- MSC celebrates that 20.000th sustainable MSC-labelled product comes from Migros
- Potential measures against the Faroe Islands
- Council Mandate Brings CFP Reform Closer
- North Sea RAC meets the Norwegian Fishermen’s Association
- European Commission unveils maritime strategy for the Atlantic
- All Aboard for the Reform of Common Fisheries Policy
- New Managing Director at Qalut Vónin
- Commission calls for cooperation to boost sustainable aquaculture in Europe
- Russia complains over EU-Mauritania Fisheries Partnership Agreement before WTO
- Damanaki at Seafood Expo 2013
- Damanaki launching new online market intelligence tool for fisheries
- Action Plan to save sea birds
- World`s largest Seafood Trade Fair opens tomorrow
- Agriculture and Fisheries Council, 22 April 2013
- Reviving the Mediterranean blue economy through cooperation
Demand for fishing ban in Coral Sea
A group of leading marine scientists has called for the Federal Government to ban fishing in a 1 million square kilometre area of the Coral Sea.
It is said that the Coral Sea is one of the few remaining pristine marine areas on the planet and the only way to keep it that way is to ban fishing altogether. According to the scientists the proposal would create the world's largest heritage park. Professor Terry Hughes from James Cook University told that the protected area would be three times the size of the Great Barrier Reef Marine Park.
Hughes also said that it is virtually unique in that it's one of the last places in the world where you can still find significant populations of big things like billfish and tuna and sharks. He added that in most other places around the world those species have been severely depleted.
This is an opportunity for the Australiain Government to create something unique and to look after the Coral Sea for the future. Robin Hansen from the Queensland Seafood Industry Association expressed that the level of fishing in the Coral Sea is already sustainable.

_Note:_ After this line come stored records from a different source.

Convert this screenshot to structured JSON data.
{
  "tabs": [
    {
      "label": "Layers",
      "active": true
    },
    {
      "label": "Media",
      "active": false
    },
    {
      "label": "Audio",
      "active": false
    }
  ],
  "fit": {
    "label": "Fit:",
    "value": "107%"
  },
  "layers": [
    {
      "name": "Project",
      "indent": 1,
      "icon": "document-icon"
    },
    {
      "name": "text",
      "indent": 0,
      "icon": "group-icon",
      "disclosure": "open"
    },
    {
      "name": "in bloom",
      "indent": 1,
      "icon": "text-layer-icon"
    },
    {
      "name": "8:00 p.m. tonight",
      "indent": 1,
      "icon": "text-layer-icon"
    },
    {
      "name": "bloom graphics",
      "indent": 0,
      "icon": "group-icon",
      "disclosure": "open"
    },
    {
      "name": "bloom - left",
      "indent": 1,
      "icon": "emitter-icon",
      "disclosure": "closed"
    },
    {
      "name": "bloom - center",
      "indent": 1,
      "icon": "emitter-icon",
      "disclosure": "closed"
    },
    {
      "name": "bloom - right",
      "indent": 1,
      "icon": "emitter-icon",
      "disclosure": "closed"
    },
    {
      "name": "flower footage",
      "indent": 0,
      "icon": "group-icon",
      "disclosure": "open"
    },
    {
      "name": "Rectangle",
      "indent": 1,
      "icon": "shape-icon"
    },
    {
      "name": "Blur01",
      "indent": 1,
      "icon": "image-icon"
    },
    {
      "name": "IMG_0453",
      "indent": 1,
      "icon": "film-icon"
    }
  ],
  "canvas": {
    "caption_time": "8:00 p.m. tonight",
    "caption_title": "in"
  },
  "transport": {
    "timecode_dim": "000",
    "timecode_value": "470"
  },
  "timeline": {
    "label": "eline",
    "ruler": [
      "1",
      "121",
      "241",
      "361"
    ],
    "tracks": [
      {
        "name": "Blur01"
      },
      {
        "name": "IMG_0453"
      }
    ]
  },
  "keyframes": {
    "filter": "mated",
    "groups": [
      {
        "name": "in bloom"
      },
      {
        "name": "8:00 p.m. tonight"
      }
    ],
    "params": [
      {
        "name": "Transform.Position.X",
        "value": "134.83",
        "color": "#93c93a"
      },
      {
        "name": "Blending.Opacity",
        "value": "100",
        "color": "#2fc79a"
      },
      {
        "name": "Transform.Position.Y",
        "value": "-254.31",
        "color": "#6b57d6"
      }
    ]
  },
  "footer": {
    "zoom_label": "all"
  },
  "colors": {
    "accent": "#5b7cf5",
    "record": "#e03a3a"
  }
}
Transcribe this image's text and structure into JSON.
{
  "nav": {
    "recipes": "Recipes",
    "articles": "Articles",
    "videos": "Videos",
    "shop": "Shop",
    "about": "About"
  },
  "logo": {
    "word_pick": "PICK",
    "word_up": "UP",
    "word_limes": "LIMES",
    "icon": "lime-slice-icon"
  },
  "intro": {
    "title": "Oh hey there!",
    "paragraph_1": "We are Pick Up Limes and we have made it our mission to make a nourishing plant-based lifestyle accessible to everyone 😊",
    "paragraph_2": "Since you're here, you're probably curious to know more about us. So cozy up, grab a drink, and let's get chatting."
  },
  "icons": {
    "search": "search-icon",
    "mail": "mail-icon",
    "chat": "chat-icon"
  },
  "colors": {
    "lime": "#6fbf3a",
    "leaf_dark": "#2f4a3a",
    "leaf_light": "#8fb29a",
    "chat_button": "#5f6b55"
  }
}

He said that they would consult with fisheries more closely because clearly a lot of the info they are giving out to the public has no relevance at all.
Imogen Zethoven from the Pew Environment Group is of view that the benefits to the environment far outweigh the hardship that would be experienced by the fishing industry. She explained that this would have impact on a small number of operators who would need some assistance from the Federal Government but on the other side of the ledger the protection of the area would be a huge contribution to global marine conservation.
Source: ABC News"
WorldFishingToday d. 11-09-2008